But its advisory, which is still open to public comment, may not be as straight-forward as proponents see it. Will patients be frank with doctors or nurses or other care givers about illicit activities? Do clinicians have the training and experience to help patients if they open up about drug problems? Critics say, for example, that officials have been too slow to promote the training, availability, and easily access for naxalone, an effective antidote to overdoses of powerful opioids. The USPSTF itself noted that screenings are not meant to detect “drug dependence, abuse, addiction, or use disorders. Patients with positive screening results may therefore need to be offered or referred for diagnostic assessment.”
The USPSTF said it lacks the evidence to recommend drug screening for adolescents, and its proposed practices may create challenges for health care providers. They need, for example, to understand their legal responsibilities with pregnant women. Many jurisdictions make care givers and others “mandatory reporters,” meaning they must report to authorities their suspicions of child harm or abuse, potentially including an expectant mother’s drug use. Some clinicians also may be wary of their legal roles, if they learn of adult patients’ drug habits and practices, in general, and specifically if it may involve criminal activity.
In my practice, I see not only the harms that patients suffer while seeking medical services, but also the damage that can be inflicted on them and their loved ones by dangerous drugs, notably opioids. It has been a long, painful slide into the current drug abuse and overdose crisis. The addictive and potent prescription painkillers also have opened the floodgates to illicit drugs like heroin, methamphetamines, and cocaine. Illicit production of the extremely powerful and once, prescription-only drug fentanyl has created a public health emergency, experts at the nonpartisan, respected RAND Corp. say.

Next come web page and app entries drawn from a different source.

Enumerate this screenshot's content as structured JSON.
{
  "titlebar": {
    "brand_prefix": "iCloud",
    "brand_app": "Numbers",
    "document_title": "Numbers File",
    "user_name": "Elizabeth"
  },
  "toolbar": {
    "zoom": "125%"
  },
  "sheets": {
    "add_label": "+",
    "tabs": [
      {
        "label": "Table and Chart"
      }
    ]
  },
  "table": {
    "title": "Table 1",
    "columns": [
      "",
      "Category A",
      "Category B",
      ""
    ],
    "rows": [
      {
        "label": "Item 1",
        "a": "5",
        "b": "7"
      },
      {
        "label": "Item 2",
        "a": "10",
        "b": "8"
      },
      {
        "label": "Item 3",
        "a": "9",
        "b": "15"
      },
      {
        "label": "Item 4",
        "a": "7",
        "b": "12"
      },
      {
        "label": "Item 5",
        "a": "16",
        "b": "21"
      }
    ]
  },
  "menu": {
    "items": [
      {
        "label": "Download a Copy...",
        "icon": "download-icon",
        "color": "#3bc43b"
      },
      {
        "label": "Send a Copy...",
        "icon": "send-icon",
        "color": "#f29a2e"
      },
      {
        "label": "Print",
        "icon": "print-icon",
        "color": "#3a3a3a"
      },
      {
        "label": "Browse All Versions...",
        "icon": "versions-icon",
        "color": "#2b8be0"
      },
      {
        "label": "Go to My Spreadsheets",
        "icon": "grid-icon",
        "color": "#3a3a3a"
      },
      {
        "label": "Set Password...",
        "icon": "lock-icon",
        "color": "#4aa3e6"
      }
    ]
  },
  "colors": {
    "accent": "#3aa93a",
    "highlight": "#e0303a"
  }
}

We may wish to consider every available and appropriate option to attack the nation’s drug abuse and overdose crisis. We also can continue taking as many steps as we can both to preserve free speech but also to abate the menace of Big Tobacco and smoking. We’ve got a lot of work ahead of us.